Your assignment →
Search the data for the word "space". Reproduce every line where it is found.

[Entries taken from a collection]
——

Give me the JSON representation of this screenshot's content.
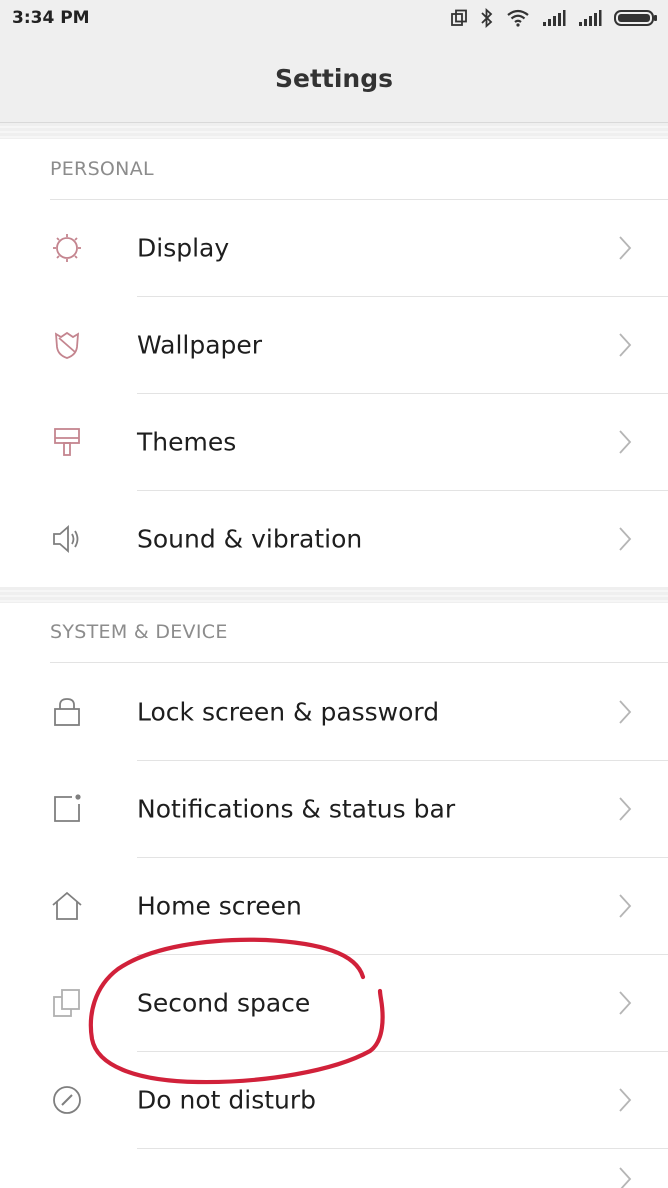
{
  "status_bar": {
    "time": "3:34 PM",
    "icons": [
      "second-space-icon",
      "bluetooth-icon",
      "wifi-icon",
      "signal-icon",
      "signal-icon",
      "battery-icon"
    ]
  },
  "header": {
    "title": "Settings"
  },
  "sections": [
    {
      "header": "PERSONAL",
      "items": [
        {
          "label": "Display",
          "icon": "display-icon"
        },
        {
          "label": "Wallpaper",
          "icon": "wallpaper-icon"
        },
        {
          "label": "Themes",
          "icon": "themes-icon"
        },
        {
          "label": "Sound & vibration",
          "icon": "sound-icon"
        }
      ]
    },
    {
      "header": "SYSTEM & DEVICE",
      "items": [
        {
          "label": "Lock screen & password",
          "icon": "lock-icon"
        },
        {
          "label": "Notifications & status bar",
          "icon": "notifications-icon"
        },
        {
          "label": "Home screen",
          "icon": "home-icon"
        },
        {
          "label": "Second space",
          "icon": "second-space-icon"
        },
        {
          "label": "Do not disturb",
          "icon": "do-not-disturb-icon"
        }
      ]
    }
  ],
  "colors": {
    "bar_background": "#efefef",
    "icon_personal": "#c4858f",
    "icon_system": "#7f7f7f",
    "annotation": "#d1213a"
  }
}
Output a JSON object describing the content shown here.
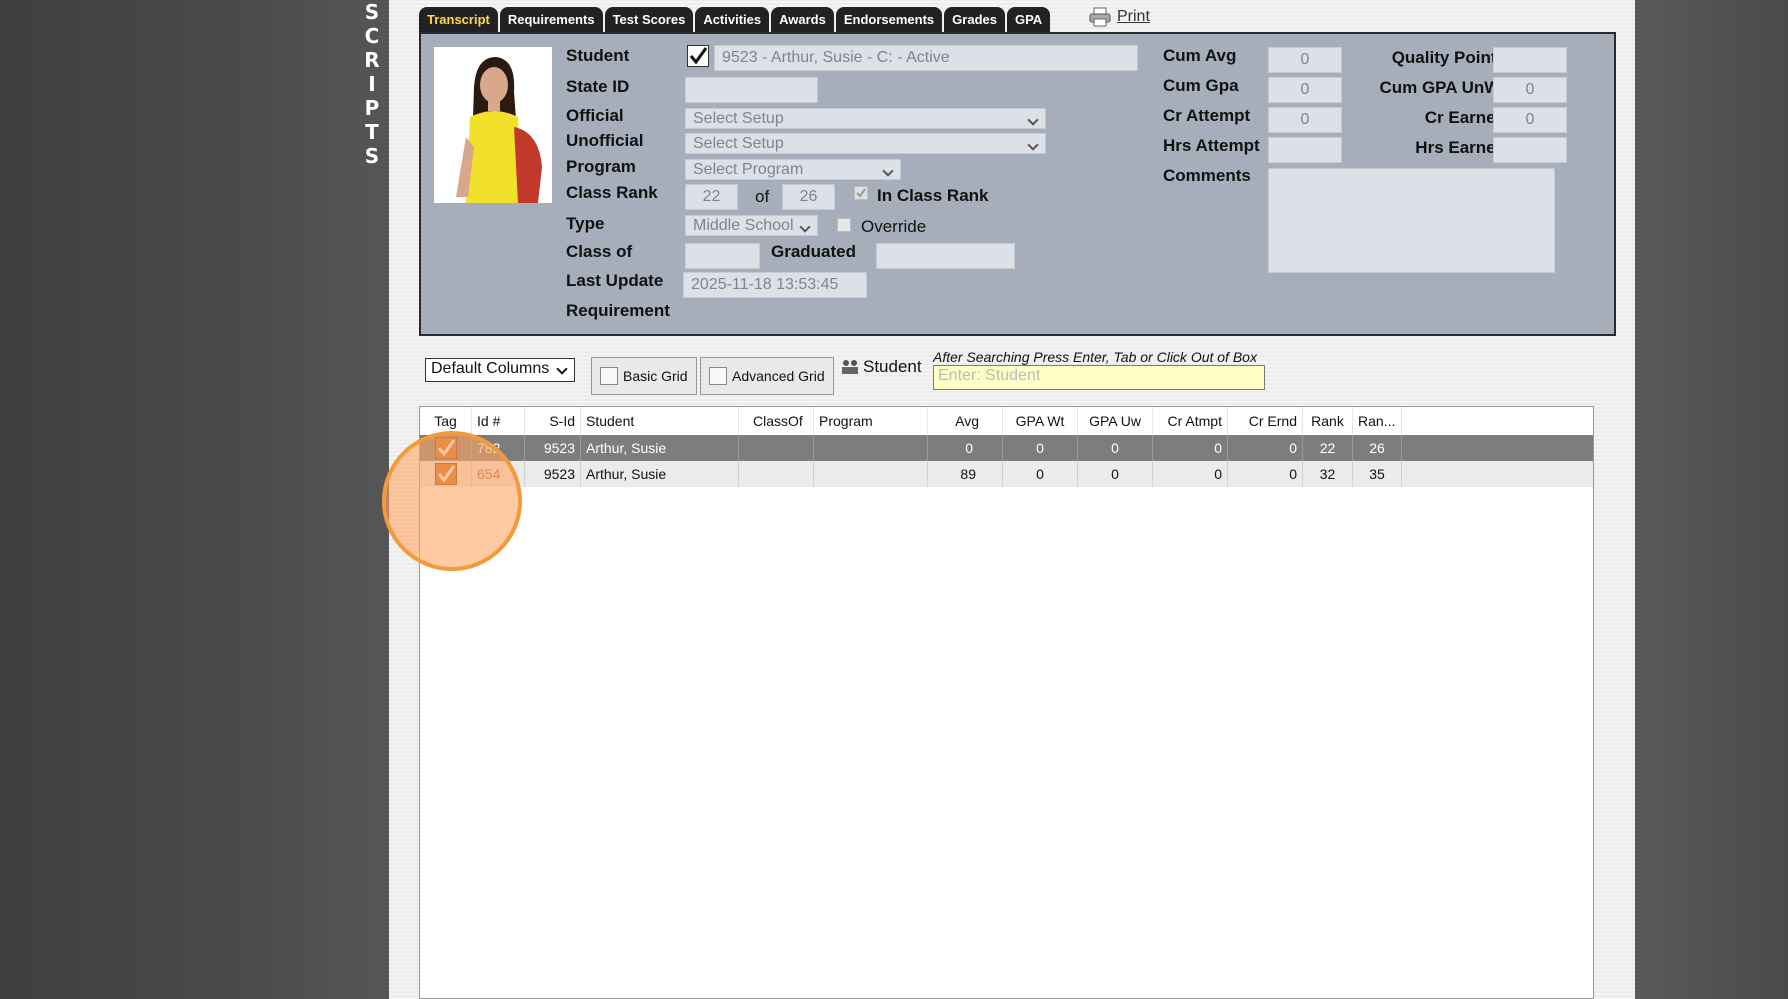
{
  "side_title_letters": [
    "S",
    "C",
    "R",
    "I",
    "P",
    "T",
    "S"
  ],
  "tabs": [
    {
      "label": "Transcript",
      "active": true
    },
    {
      "label": "Requirements",
      "active": false
    },
    {
      "label": "Test Scores",
      "active": false
    },
    {
      "label": "Activities",
      "active": false
    },
    {
      "label": "Awards",
      "active": false
    },
    {
      "label": "Endorsements",
      "active": false
    },
    {
      "label": "Grades",
      "active": false
    },
    {
      "label": "GPA",
      "active": false
    }
  ],
  "print_label": "Print",
  "student_panel": {
    "labels": {
      "student": "Student",
      "state_id": "State ID",
      "official": "Official",
      "unofficial": "Unofficial",
      "program": "Program",
      "class_rank": "Class Rank",
      "type": "Type",
      "class_of": "Class of",
      "last_update": "Last Update",
      "requirement": "Requirement",
      "graduated": "Graduated",
      "of": "of",
      "in_class_rank": "In Class Rank",
      "override": "Override"
    },
    "values": {
      "student": "9523 - Arthur, Susie - C:  - Active",
      "state_id": "",
      "official": "Select Setup",
      "unofficial": "Select Setup",
      "program": "Select Program",
      "rank": "22",
      "rank_of": "26",
      "type": "Middle School",
      "class_of": "",
      "graduated": "",
      "last_update": "2025-11-18 13:53:45"
    }
  },
  "stats_panel": {
    "labels": {
      "cum_avg": "Cum Avg",
      "cum_gpa": "Cum Gpa",
      "cr_attempt": "Cr Attempt",
      "hrs_attempt": "Hrs Attempt",
      "comments": "Comments",
      "quality_points": "Quality Points",
      "cum_gpa_unwt": "Cum GPA UnWt",
      "cr_earned": "Cr Earned",
      "hrs_earned": "Hrs Earned"
    },
    "values": {
      "cum_avg": "0",
      "cum_gpa": "0",
      "cr_attempt": "0",
      "hrs_attempt": "",
      "quality_points": "",
      "cum_gpa_unwt": "0",
      "cr_earned": "0",
      "hrs_earned": ""
    }
  },
  "toolbar": {
    "columns_select": "Default Columns",
    "basic_grid": "Basic Grid",
    "advanced_grid": "Advanced Grid",
    "student_label": "Student",
    "search_hint": "After Searching Press Enter, Tab or Click Out of Box",
    "search_placeholder": "Enter: Student"
  },
  "grid": {
    "headers": [
      "Tag",
      "Id #",
      "S-Id",
      "Student",
      "ClassOf",
      "Program",
      "Avg",
      "GPA Wt",
      "GPA Uw",
      "Cr Atmpt",
      "Cr Ernd",
      "Rank",
      "Ran..."
    ],
    "rows": [
      {
        "id": "782",
        "sid": "9523",
        "student": "Arthur, Susie",
        "classof": "",
        "program": "",
        "avg": "0",
        "gpa_wt": "0",
        "gpa_uw": "0",
        "cr_atmpt": "0",
        "cr_ernd": "0",
        "rank": "22",
        "ran": "26"
      },
      {
        "id": "654",
        "sid": "9523",
        "student": "Arthur, Susie",
        "classof": "",
        "program": "",
        "avg": "89",
        "gpa_wt": "0",
        "gpa_uw": "0",
        "cr_atmpt": "0",
        "cr_ernd": "0",
        "rank": "32",
        "ran": "35"
      }
    ]
  },
  "colors": {
    "active_tab_text": "#ffd84a",
    "panel_bg": "#a6aebc",
    "highlight": "#f39a3d"
  }
}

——

Response area →
      "second-space-icon",
          "label": "Second space",
          "icon": "second-space-icon"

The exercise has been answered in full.